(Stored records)
= Beginning of Section =

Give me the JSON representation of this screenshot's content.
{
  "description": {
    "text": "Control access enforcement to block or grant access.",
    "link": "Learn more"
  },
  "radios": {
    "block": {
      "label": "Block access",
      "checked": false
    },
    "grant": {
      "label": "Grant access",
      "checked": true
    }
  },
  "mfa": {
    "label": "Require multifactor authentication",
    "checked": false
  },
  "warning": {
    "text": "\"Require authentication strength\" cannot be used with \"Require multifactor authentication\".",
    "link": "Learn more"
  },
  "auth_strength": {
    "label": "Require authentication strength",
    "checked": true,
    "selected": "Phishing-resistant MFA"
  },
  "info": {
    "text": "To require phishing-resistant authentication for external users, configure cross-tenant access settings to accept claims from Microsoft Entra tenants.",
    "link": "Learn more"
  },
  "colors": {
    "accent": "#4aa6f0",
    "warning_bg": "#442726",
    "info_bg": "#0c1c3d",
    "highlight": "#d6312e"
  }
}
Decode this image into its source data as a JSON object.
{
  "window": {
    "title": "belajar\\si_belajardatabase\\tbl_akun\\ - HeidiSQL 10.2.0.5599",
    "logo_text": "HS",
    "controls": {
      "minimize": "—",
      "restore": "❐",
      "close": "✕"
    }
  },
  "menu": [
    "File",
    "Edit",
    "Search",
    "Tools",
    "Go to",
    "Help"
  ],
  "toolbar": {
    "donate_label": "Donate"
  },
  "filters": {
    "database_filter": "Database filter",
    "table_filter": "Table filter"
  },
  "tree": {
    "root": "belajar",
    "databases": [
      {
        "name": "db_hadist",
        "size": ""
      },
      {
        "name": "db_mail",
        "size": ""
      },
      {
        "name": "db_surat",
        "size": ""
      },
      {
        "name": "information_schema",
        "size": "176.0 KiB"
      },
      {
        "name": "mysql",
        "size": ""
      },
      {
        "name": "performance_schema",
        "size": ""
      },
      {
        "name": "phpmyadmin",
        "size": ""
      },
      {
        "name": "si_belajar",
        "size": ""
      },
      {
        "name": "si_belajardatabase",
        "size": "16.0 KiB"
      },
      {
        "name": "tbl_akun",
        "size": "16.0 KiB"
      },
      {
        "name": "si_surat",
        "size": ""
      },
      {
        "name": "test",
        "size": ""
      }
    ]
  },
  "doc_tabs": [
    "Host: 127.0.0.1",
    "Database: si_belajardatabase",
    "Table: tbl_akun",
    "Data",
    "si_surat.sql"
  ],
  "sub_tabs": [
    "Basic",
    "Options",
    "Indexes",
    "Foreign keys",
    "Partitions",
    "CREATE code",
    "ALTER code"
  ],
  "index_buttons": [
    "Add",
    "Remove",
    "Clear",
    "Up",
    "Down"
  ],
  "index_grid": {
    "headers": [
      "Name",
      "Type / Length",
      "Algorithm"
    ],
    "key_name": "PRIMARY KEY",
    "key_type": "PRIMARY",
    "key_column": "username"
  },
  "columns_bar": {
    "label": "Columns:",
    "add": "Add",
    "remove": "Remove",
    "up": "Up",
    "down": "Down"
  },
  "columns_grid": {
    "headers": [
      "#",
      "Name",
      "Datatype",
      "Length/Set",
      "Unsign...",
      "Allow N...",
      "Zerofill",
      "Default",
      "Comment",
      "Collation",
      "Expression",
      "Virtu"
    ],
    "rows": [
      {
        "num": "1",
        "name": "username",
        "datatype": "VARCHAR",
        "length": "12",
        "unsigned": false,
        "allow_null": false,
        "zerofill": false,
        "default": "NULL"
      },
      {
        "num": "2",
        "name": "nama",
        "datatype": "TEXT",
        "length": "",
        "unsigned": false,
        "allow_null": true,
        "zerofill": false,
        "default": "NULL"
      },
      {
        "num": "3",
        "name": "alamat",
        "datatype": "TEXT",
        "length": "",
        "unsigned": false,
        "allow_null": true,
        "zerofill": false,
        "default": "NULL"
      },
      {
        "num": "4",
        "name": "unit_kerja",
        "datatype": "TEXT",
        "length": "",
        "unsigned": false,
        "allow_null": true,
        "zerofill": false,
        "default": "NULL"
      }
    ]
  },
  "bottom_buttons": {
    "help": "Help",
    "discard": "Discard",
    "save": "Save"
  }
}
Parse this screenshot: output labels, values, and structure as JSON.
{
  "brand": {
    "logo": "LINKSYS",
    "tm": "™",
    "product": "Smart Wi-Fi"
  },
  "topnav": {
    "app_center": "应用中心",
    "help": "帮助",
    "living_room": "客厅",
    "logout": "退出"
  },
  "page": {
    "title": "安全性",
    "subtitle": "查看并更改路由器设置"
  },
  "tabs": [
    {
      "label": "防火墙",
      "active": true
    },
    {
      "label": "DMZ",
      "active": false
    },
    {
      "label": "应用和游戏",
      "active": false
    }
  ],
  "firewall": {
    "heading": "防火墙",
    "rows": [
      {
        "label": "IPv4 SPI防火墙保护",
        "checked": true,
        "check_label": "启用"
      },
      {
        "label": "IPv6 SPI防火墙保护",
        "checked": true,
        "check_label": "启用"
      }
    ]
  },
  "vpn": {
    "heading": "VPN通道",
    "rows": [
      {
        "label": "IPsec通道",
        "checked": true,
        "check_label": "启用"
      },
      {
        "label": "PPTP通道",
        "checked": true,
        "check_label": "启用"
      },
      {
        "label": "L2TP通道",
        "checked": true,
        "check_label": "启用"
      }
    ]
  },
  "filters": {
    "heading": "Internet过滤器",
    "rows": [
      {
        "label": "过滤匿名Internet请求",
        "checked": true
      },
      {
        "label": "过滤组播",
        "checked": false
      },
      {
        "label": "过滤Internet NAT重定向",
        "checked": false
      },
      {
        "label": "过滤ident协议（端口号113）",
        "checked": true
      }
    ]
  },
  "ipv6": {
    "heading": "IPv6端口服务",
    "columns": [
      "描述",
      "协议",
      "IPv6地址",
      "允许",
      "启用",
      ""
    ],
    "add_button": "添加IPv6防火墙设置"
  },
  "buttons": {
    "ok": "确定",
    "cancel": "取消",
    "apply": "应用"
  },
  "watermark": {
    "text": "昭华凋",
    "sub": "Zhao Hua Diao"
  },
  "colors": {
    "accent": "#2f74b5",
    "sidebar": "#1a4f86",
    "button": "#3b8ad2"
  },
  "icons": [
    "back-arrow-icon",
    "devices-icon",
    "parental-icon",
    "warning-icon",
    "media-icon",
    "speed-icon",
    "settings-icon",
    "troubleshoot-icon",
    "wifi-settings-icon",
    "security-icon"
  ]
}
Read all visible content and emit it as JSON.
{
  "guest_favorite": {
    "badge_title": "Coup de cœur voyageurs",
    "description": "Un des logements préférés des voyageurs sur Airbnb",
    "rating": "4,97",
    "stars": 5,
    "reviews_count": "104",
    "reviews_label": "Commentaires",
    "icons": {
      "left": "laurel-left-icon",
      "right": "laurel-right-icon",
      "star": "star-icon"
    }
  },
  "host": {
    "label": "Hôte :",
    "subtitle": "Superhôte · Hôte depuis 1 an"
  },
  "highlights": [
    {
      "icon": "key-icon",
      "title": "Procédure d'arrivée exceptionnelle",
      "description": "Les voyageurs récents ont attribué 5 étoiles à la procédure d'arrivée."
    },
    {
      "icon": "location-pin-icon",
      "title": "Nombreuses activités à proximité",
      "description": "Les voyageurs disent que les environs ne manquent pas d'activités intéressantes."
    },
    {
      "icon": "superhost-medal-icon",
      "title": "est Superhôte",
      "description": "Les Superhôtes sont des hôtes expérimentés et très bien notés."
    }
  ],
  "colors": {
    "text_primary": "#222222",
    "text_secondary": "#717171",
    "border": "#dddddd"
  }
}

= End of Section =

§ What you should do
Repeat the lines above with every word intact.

§ Response box
Give me the JSON representation of this screenshot's content.
{
  "description": {
    "text": "Control access enforcement to block or grant access.",
    "link": "Learn more"
  },
  "radios": {
    "block": {
      "label": "Block access",
      "checked": false
    },
    "grant": {
      "label": "Grant access",
      "checked": true
    }
  },
  "mfa": {
    "label": "Require multifactor authentication",
    "checked": false
  },
  "warning": {
    "text": "\"Require authentication strength\" cannot be used with \"Require multifactor authentication\".",
    "link": "Learn more"
  },
  "auth_strength": {
    "label": "Require authentication strength",
    "checked": true,
    "selected": "Phishing-resistant MFA"
  },
  "info": {
    "text": "To require phishing-resistant authentication for external users, configure cross-tenant access settings to accept claims from Microsoft Entra tenants.",
    "link": "Learn more"
  },
  "colors": {
    "accent": "#4aa6f0",
    "warning_bg": "#442726",
    "info_bg": "#0c1c3d",
    "highlight": "#d6312e"
  }
}
Decode this image into its source data as a JSON object.
{
  "window": {
    "title": "belajar\\si_belajardatabase\\tbl_akun\\ - HeidiSQL 10.2.0.5599",
    "logo_text": "HS",
    "controls": {
      "minimize": "—",
      "restore": "❐",
      "close": "✕"
    }
  },
  "menu": [
    "File",
    "Edit",
    "Search",
    "Tools",
    "Go to",
    "Help"
  ],
  "toolbar": {
    "donate_label": "Donate"
  },
  "filters": {
    "database_filter": "Database filter",
    "table_filter": "Table filter"
  },
  "tree": {
    "root": "belajar",
    "databases": [
      {
        "name": "db_hadist",
        "size": ""
      },
      {
        "name": "db_mail",
        "size": ""
      },
      {
        "name": "db_surat",
        "size": ""
      },
      {
        "name": "information_schema",
        "size": "176.0 KiB"
      },
      {
        "name": "mysql",
        "size": ""
      },
      {
        "name": "performance_schema",
        "size": ""
      },
      {
        "name": "phpmyadmin",
        "size": ""
      },
      {
        "name": "si_belajar",
        "size": ""
      },
      {
        "name": "si_belajardatabase",
        "size": "16.0 KiB"
      },
      {
        "name": "tbl_akun",
        "size": "16.0 KiB"
      },
      {
        "name": "si_surat",
        "size": ""
      },
      {
        "name": "test",
        "size": ""
      }
    ]
  },
  "doc_tabs": [
    "Host: 127.0.0.1",
    "Database: si_belajardatabase",
    "Table: tbl_akun",
    "Data",
    "si_surat.sql"
  ],
  "sub_tabs": [
    "Basic",
    "Options",
    "Indexes",
    "Foreign keys",
    "Partitions",
    "CREATE code",
    "ALTER code"
  ],
  "index_buttons": [
    "Add",
    "Remove",
    "Clear",
    "Up",
    "Down"
  ],
  "index_grid": {
    "headers": [
      "Name",
      "Type / Length",
      "Algorithm"
    ],
    "key_name": "PRIMARY KEY",
    "key_type": "PRIMARY",
    "key_column": "username"
  },
  "columns_bar": {
    "label": "Columns:",
    "add": "Add",
    "remove": "Remove",
    "up": "Up",
    "down": "Down"
  },
  "columns_grid": {
    "headers": [
      "#",
      "Name",
      "Datatype",
      "Length/Set",
      "Unsign...",
      "Allow N...",
      "Zerofill",
      "Default",
      "Comment",
      "Collation",
      "Expression",
      "Virtu"
    ],
    "rows": [
      {
        "num": "1",
        "name": "username",
        "datatype": "VARCHAR",
        "length": "12",
        "unsigned": false,
        "allow_null": false,
        "zerofill": false,
        "default": "NULL"
      },
      {
        "num": "2",
        "name": "nama",
        "datatype": "TEXT",
        "length": "",
        "unsigned": false,
        "allow_null": true,
        "zerofill": false,
        "default": "NULL"
      },
      {
        "num": "3",
        "name": "alamat",
        "datatype": "TEXT",
        "length": "",
        "unsigned": false,
        "allow_null": true,
        "zerofill": false,
        "default": "NULL"
      },
      {
        "num": "4",
        "name": "unit_kerja",
        "datatype": "TEXT",
        "length": "",
        "unsigned": false,
        "allow_null": true,
        "zerofill": false,
        "default": "NULL"
      }
    ]
  },
  "bottom_buttons": {
    "help": "Help",
    "discard": "Discard",
    "save": "Save"
  }
}
Parse this screenshot: output labels, values, and structure as JSON.
{
  "brand": {
    "logo": "LINKSYS",
    "tm": "™",
    "product": "Smart Wi-Fi"
  },
  "topnav": {
    "app_center": "应用中心",
    "help": "帮助",
    "living_room": "客厅",
    "logout": "退出"
  },
  "page": {
    "title": "安全性",
    "subtitle": "查看并更改路由器设置"
  },
  "tabs": [
    {
      "label": "防火墙",
      "active": true
    },
    {
      "label": "DMZ",
      "active": false
    },
    {
      "label": "应用和游戏",
      "active": false
    }
  ],
  "firewall": {
    "heading": "防火墙",
    "rows": [
      {
        "label": "IPv4 SPI防火墙保护",
        "checked": true,
        "check_label": "启用"
      },
      {
        "label": "IPv6 SPI防火墙保护",
        "checked": true,
        "check_label": "启用"
      }
    ]
  },
  "vpn": {
    "heading": "VPN通道",
    "rows": [
      {
        "label": "IPsec通道",
        "checked": true,
        "check_label": "启用"
      },
      {
        "label": "PPTP通道",
        "checked": true,
        "check_label": "启用"
      },
      {
        "label": "L2TP通道",
        "checked": true,
        "check_label": "启用"
      }
    ]
  },
  "filters": {
    "heading": "Internet过滤器",
    "rows": [
      {
        "label": "过滤匿名Internet请求",
        "checked": true
      },
      {
        "label": "过滤组播",
        "checked": false
      },
      {
        "label": "过滤Internet NAT重定向",
        "checked": false
      },
      {
        "label": "过滤ident协议（端口号113）",
        "checked": true
      }
    ]
  },
  "ipv6": {
    "heading": "IPv6端口服务",
    "columns": [
      "描述",
      "协议",
      "IPv6地址",
      "允许",
      "启用",
      ""
    ],
    "add_button": "添加IPv6防火墙设置"
  },
  "buttons": {
    "ok": "确定",
    "cancel": "取消",
    "apply": "应用"
  },
  "watermark": {
    "text": "昭华凋",
    "sub": "Zhao Hua Diao"
  },
  "colors": {
    "accent": "#2f74b5",
    "sidebar": "#1a4f86",
    "button": "#3b8ad2"
  },
  "icons": [
    "back-arrow-icon",
    "devices-icon",
    "parental-icon",
    "warning-icon",
    "media-icon",
    "speed-icon",
    "settings-icon",
    "troubleshoot-icon",
    "wifi-settings-icon",
    "security-icon"
  ]
}
Read all visible content and emit it as JSON.
{
  "guest_favorite": {
    "badge_title": "Coup de cœur voyageurs",
    "description": "Un des logements préférés des voyageurs sur Airbnb",
    "rating": "4,97",
    "stars": 5,
    "reviews_count": "104",
    "reviews_label": "Commentaires",
    "icons": {
      "left": "laurel-left-icon",
      "right": "laurel-right-icon",
      "star": "star-icon"
    }
  },
  "host": {
    "label": "Hôte :",
    "subtitle": "Superhôte · Hôte depuis 1 an"
  },
  "highlights": [
    {
      "icon": "key-icon",
      "title": "Procédure d'arrivée exceptionnelle",
      "description": "Les voyageurs récents ont attribué 5 étoiles à la procédure d'arrivée."
    },
    {
      "icon": "location-pin-icon",
      "title": "Nombreuses activités à proximité",
      "description": "Les voyageurs disent que les environs ne manquent pas d'activités intéressantes."
    },
    {
      "icon": "superhost-medal-icon",
      "title": "est Superhôte",
      "description": "Les Superhôtes sont des hôtes expérimentés et très bien notés."
    }
  ],
  "colors": {
    "text_primary": "#222222",
    "text_secondary": "#717171",
    "border": "#dddddd"
  }
}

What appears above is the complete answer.